"She just made that up,” Howard Dean, the former Democratic National Committee chairman and Vermont governor who is a doctor, said Sunday on CNN. “Just like the ‘Bridge to Nowhere’ that she supposedly didn't support.
“There's nothing like euthanasia in the bill," he added. "I practiced medicine for a long time, and of course you have to have end of life discussions — the patients want that.”
Later Sunday, Palin posted another comment on her Facebook page, urging opponents of Obama's healthcare proposals to be civil at the town hall meetings that members of Congress are having, lest their message be lost in the controversy.
"There are many disturbing details in the current bill that Washington is trying to rush through Congress, but we must stick to a discussion of the issues and not get sidetracked by tactics that can be accused of leading to intimidation or harassment," Palin wrote. "Such tactics diminish our nation’s civil discourse which we need now more than ever because the fine print in this outrageous health care proposal must be understood clearly and not get lost in conscientious voters’ passion to want to make elected officials hear what we are saying. Let’s not give the proponents of nationalized health care any reason to criticize us."
About Political Intelligence
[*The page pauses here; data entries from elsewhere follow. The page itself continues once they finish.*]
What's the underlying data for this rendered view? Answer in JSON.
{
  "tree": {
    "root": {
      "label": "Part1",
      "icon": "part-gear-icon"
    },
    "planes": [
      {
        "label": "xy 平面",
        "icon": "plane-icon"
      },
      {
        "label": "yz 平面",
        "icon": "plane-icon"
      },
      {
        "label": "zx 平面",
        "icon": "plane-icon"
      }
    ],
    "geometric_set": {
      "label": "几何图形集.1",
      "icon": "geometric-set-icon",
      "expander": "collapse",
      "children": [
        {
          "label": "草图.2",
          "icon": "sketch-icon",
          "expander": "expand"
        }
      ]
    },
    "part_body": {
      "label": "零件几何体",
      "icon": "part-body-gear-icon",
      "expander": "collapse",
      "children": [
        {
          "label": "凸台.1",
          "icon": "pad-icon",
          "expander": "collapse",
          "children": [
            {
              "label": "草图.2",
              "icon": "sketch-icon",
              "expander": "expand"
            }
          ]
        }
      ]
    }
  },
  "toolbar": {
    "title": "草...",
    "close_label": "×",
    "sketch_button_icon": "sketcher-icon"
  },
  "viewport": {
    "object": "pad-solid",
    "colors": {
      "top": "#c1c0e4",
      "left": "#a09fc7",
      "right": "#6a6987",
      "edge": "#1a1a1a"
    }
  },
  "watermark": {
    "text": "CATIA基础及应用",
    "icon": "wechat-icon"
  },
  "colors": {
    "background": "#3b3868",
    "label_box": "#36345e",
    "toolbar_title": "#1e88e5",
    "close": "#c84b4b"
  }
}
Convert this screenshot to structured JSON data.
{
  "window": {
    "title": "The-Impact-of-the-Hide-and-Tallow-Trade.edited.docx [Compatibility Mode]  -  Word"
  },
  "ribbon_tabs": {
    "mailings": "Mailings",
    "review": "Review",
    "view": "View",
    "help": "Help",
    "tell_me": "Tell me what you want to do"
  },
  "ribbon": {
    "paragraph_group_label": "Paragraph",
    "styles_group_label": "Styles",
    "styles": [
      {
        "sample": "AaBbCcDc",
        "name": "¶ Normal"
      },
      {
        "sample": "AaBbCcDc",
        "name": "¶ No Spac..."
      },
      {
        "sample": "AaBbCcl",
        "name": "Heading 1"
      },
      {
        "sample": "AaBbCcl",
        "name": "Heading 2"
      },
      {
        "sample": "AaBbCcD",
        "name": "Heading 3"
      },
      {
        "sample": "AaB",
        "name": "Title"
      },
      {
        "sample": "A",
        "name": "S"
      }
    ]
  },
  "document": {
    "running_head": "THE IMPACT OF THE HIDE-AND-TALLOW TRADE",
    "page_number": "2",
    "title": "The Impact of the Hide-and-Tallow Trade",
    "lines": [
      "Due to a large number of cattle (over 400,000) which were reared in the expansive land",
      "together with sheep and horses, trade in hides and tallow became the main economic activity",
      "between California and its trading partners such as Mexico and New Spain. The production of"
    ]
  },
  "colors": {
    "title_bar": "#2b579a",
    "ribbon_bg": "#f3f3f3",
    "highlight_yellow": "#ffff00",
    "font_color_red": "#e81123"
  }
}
Glen Johnson is Politics Editor at boston.com and lead blogger for "Political Intelligence." He moved to Massachusetts in the fourth grade, and has covered local, state, and national politics for over 25 years. E-mail him at firstname.lastname@example.org. Follow him on Twitter @globeglen.